Consumers’ confidence in their personal finances has fallen to its lowest level since April 2015, while a think-tank report suggests that they can continue to expect falling living standards.

In yesterday’s Budget the Chancellor revealed dramatically reduced forecasts for UK growth and productivity. The Resolution Foundation says the squeeze on incomes could last longer than that which followed the post-2008 crash with real disposable incomes set to fall for 19 successive quarters.

Author, Torsten Bell, said: “The future for family finances implied by yesterday’s forecasts is unremittingly grim. Lower productivity feeds through directly to pay, which is now forecast to be £1,000 a year lower on average than the OBR thought back in March. We project that this would mean average pay not recovering to its pre-crisis peak until 2025 – 17 years after the pay squeeze began.
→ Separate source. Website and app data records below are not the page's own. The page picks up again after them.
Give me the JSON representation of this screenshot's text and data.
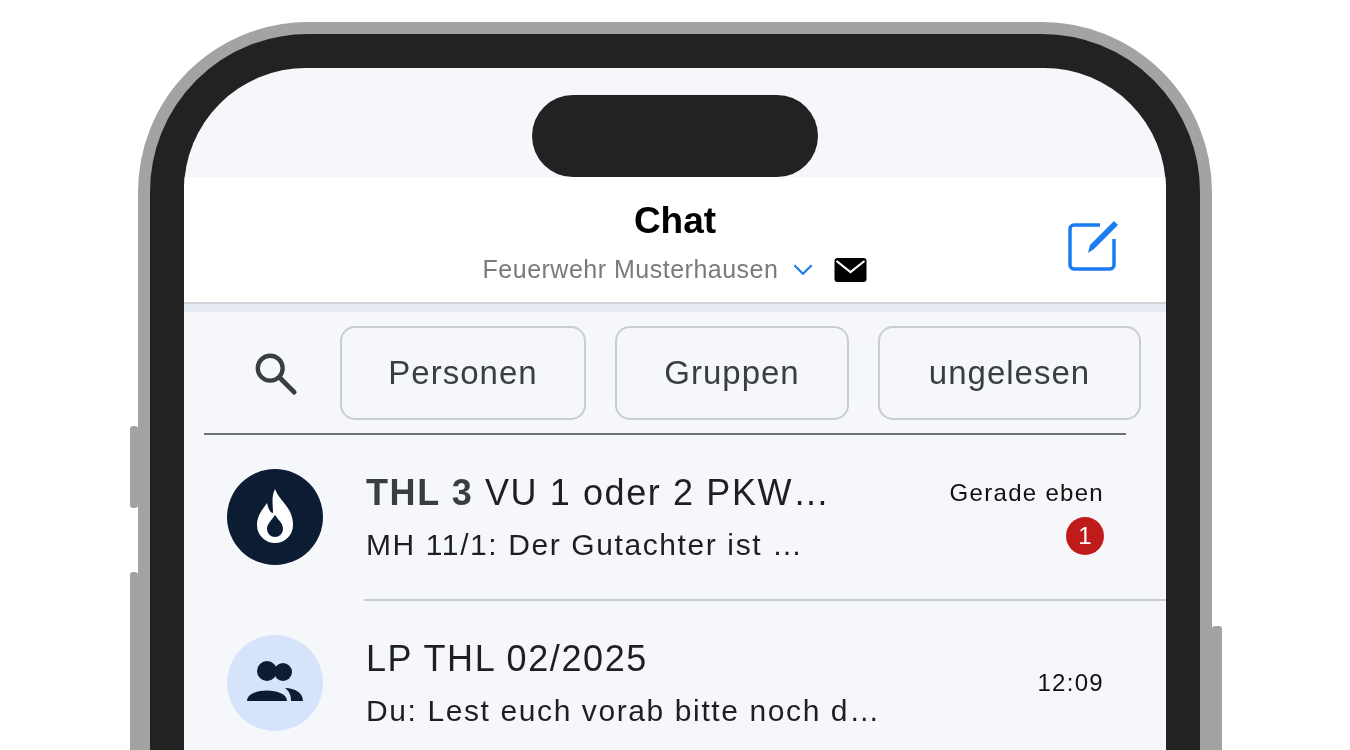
{
  "header": {
    "title": "Chat",
    "organization": "Feuerwehr Musterhausen"
  },
  "filters": [
    {
      "label": "Personen"
    },
    {
      "label": "Gruppen"
    },
    {
      "label": "ungelesen"
    }
  ],
  "chats": [
    {
      "kind": "incident",
      "title": "**THL 3** VU 1 oder 2 PKW…",
      "preview": "MH 11/1: Der Gutachter ist …",
      "time": "Gerade eben",
      "unread": "1"
    },
    {
      "kind": "group",
      "title": "LP THL 02/2025",
      "preview": "Du: Lest euch vorab bitte noch d…",
      "time": "12:09"
    }
  ]
}
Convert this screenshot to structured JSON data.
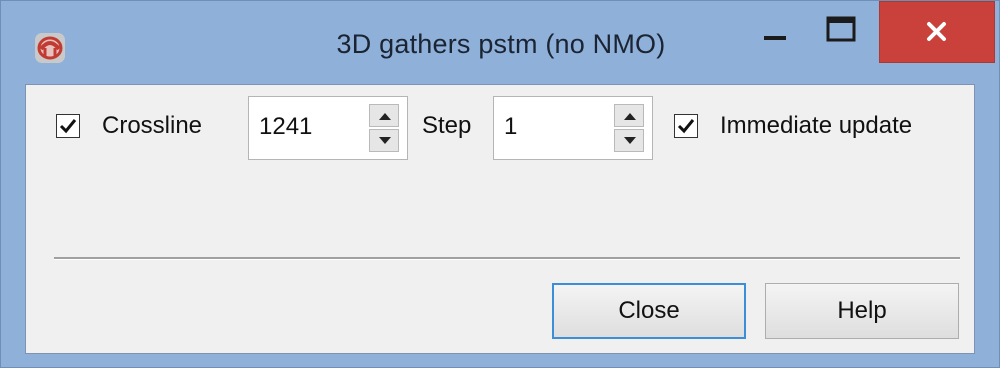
{
  "window": {
    "title": "3D gathers pstm (no NMO)",
    "controls": {
      "minimize_icon": "minimize-icon",
      "maximize_icon": "maximize-icon",
      "close_icon": "close-icon",
      "close_color": "#c9413a"
    }
  },
  "toolbar": {
    "crossline_label": "Crossline",
    "crossline_checked": true,
    "crossline_value": "1241",
    "step_label": "Step",
    "step_value": "1",
    "immediate_update_label": "Immediate update",
    "immediate_update_checked": true
  },
  "footer": {
    "close_label": "Close",
    "help_label": "Help"
  },
  "colors": {
    "titlebar": "#8fb0d9",
    "client": "#f0f0f0",
    "focus_border": "#3c8ed7"
  }
}
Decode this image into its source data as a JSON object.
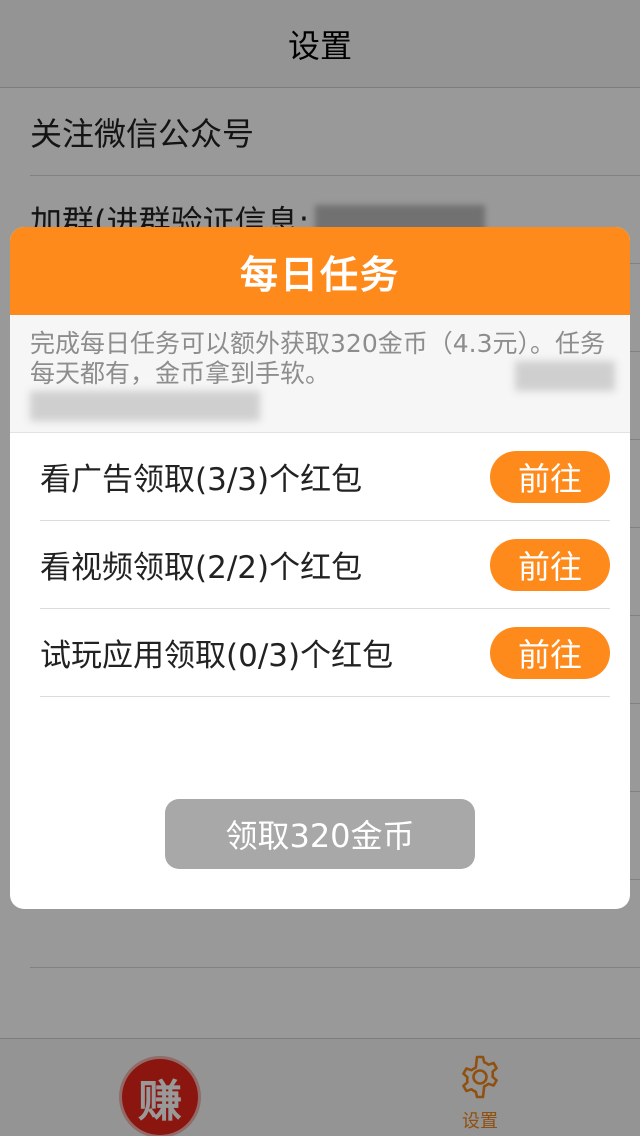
{
  "navbar": {
    "title": "设置"
  },
  "settings": {
    "items": [
      {
        "label": "关注微信公众号"
      },
      {
        "label": "加群(进群验证信息:"
      },
      {
        "label": ""
      },
      {
        "label": ""
      },
      {
        "label": ""
      },
      {
        "label": ""
      },
      {
        "label": ""
      },
      {
        "label": ""
      },
      {
        "label": ""
      },
      {
        "label": ""
      }
    ]
  },
  "modal": {
    "title": "每日任务",
    "description": "完成每日任务可以额外获取320金币（4.3元）。任务每天都有，金币拿到手软。",
    "tasks": [
      {
        "label": "看广告领取(3/3)个红包",
        "button": "前往"
      },
      {
        "label": "看视频领取(2/2)个红包",
        "button": "前往"
      },
      {
        "label": "试玩应用领取(0/3)个红包",
        "button": "前往"
      }
    ],
    "claim_button": "领取320金币"
  },
  "tabbar": {
    "earn_glyph": "赚",
    "settings_label": "设置",
    "settings_icon": "gear-icon"
  },
  "colors": {
    "accent": "#ff8a1c",
    "earn_red": "#e8231a",
    "disabled": "#a8a8a8"
  }
}
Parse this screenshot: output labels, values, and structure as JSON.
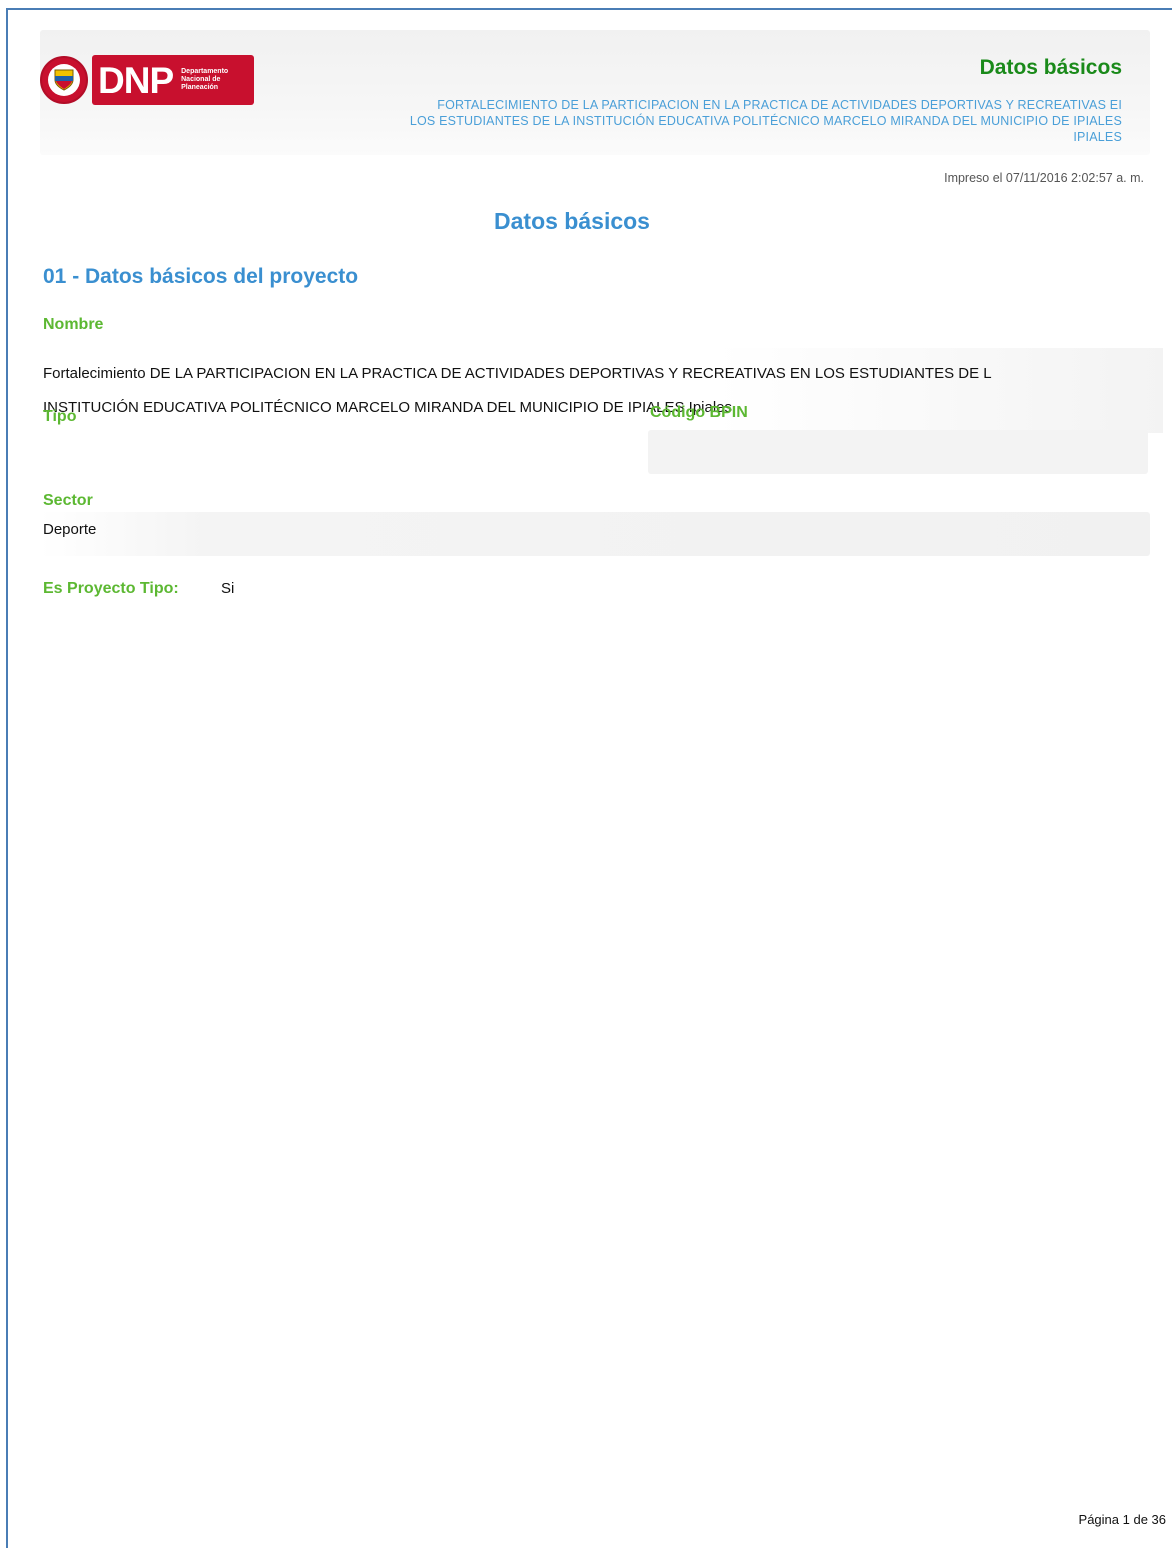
{
  "header": {
    "logo_text": "DNP",
    "logo_subtitle": "Departamento Nacional de Planeación",
    "title": "Datos básicos",
    "project_line1": "FORTALECIMIENTO DE LA PARTICIPACION EN LA PRACTICA DE ACTIVIDADES DEPORTIVAS Y RECREATIVAS EI",
    "project_line2": "LOS ESTUDIANTES DE LA INSTITUCIÓN EDUCATIVA POLITÉCNICO MARCELO MIRANDA DEL MUNICIPIO DE IPIALES",
    "project_line3": "IPIALES"
  },
  "printed_at": "Impreso el 07/11/2016 2:02:57 a. m.",
  "document_title": "Datos básicos",
  "section": {
    "title": "01 - Datos básicos del proyecto",
    "nombre_label": "Nombre",
    "nombre_line1": "Fortalecimiento DE LA PARTICIPACION EN LA PRACTICA DE ACTIVIDADES DEPORTIVAS Y RECREATIVAS EN LOS ESTUDIANTES DE L",
    "nombre_line2": "INSTITUCIÓN EDUCATIVA POLITÉCNICO MARCELO MIRANDA DEL MUNICIPIO DE IPIALES  Ipiales",
    "tipo_label": "Tipo",
    "bpin_label": "Código BPIN",
    "sector_label": "Sector",
    "sector_value": "Deporte",
    "proyecto_tipo_label": "Es Proyecto Tipo:",
    "proyecto_tipo_value": "Si"
  },
  "footer": {
    "page_number": "Página 1 de 36"
  },
  "colors": {
    "frame": "#4a7db5",
    "brand_red": "#c8102e",
    "title_green": "#1a8a1a",
    "label_green": "#5cb832",
    "heading_blue": "#3a8fd0"
  }
}
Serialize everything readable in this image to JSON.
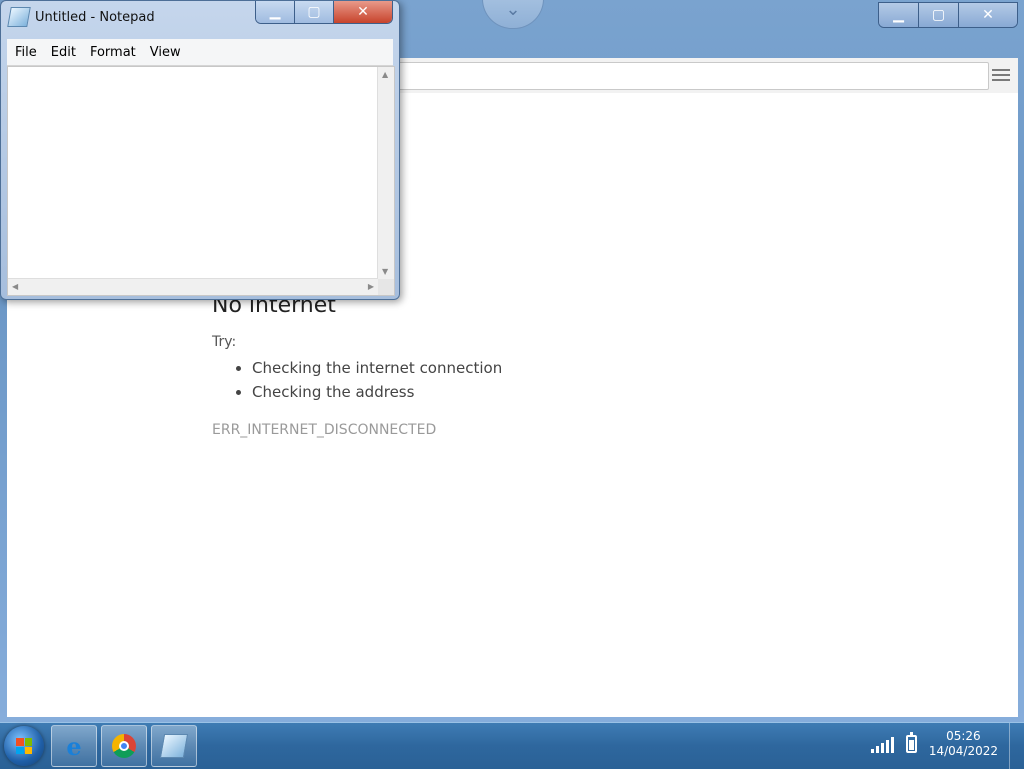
{
  "chrome": {
    "error": {
      "title": "No internet",
      "try_label": "Try:",
      "suggestions": [
        "Checking the internet connection",
        "Checking the address"
      ],
      "code": "ERR_INTERNET_DISCONNECTED"
    }
  },
  "notepad": {
    "title": "Untitled - Notepad",
    "menu": [
      "File",
      "Edit",
      "Format",
      "View"
    ]
  },
  "taskbar": {
    "time": "05:26",
    "date": "14/04/2022"
  }
}
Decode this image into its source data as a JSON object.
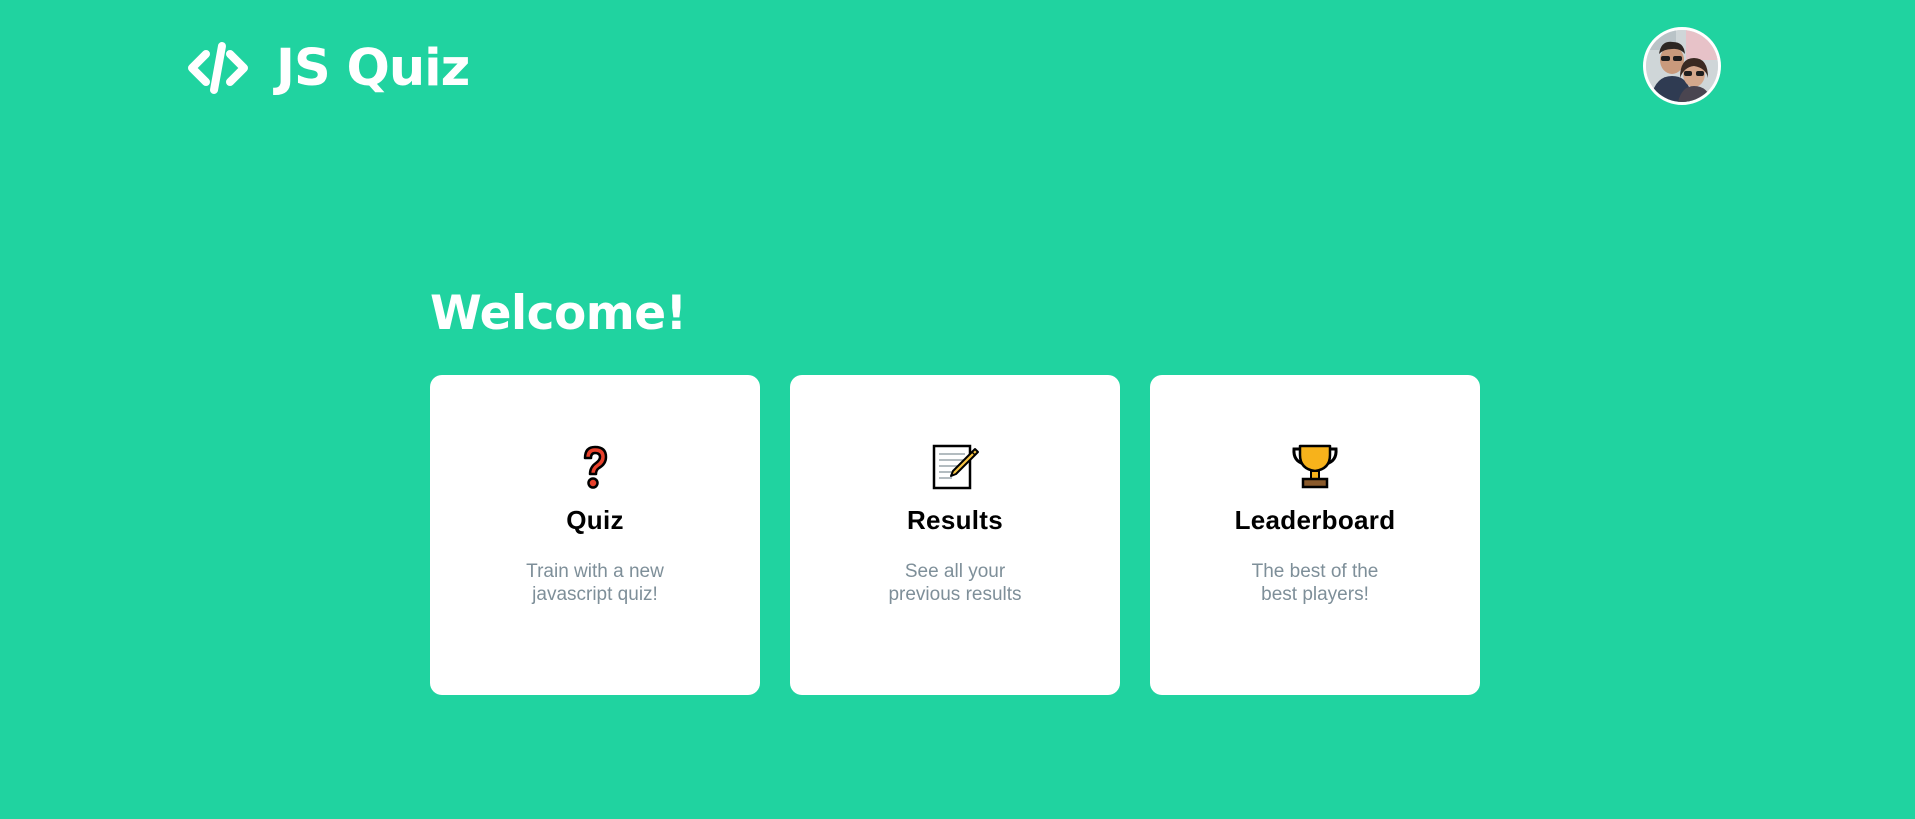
{
  "app": {
    "title": "JS Quiz",
    "logo_icon": "code-brackets-icon",
    "avatar_icon": "user-avatar-photo"
  },
  "colors": {
    "background": "#20d3a0",
    "card": "#ffffff",
    "heading": "#ffffff",
    "card_title": "#000000",
    "card_desc": "#7e8f99"
  },
  "main": {
    "welcome": "Welcome!",
    "cards": [
      {
        "icon": "question-mark-icon",
        "title": "Quiz",
        "desc_line1": "Train with a new",
        "desc_line2": "javascript quiz!"
      },
      {
        "icon": "memo-icon",
        "title": "Results",
        "desc_line1": "See all your",
        "desc_line2": "previous results"
      },
      {
        "icon": "trophy-icon",
        "title": "Leaderboard",
        "desc_line1": "The best of the",
        "desc_line2": "best players!"
      }
    ]
  }
}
“The pay downgrade feeds through into weak projections for family incomes. Disposable income per person is now set to be £540 lower by 2022 than previously expected, with the current fall in real incomes set to continue and to become the longest on record.”

At the same time, the Lloyds Bank Spending Report, conducted by Ipsos MORI found that those who felt positive about their personal finances in October dropped by 3%, from 64% to 61%. There is a big gap between different age groups, with 78% of over 65s feeling positive about their personal financial situation, versus just 60% of 18 to 24-year-olds. Also, households with children aged under 18 are far less likely to report their situation as comfortable (54%) than those with no children (63%).

Supporting the wider view of declining real incomes, Lloyds Bank data showed people continued to spend more on essentials, which represents year-on-year growth of 2%. This was the 17th consecutive month of year-on-year growth in essential spending. Food, which accounts for around 40% of the essential spend, saw a year-on-year rise of around 2%, the seventh consecutive month of growth. The recent official inflation figures showed food and drink rising at 4.1%.

Fuel spend rose by around 5%, a 14th consecutive month of year-on-year growth, while gas and electricity spend rose to around 2.5%, from around 1% last month

Robin Bulloch, managing director of Lloyds Bank, said: “While most people remain positive about their personal finances, last month saw a significant drop off in consumer confidence. Inflation is now at a five-year high and it appears that millennials are feeling the pinch more than most. Therefore it was no surprise to see the government reaching out to the younger generation in this week’s Budget.

“But regardless of age, as we approach the festive season, our advice to households is manage your finances carefully. With the cost of essentials continuing to rise, avoid spending more than you can afford to on luxury items, and don’t start the New Year with a financial hangover.”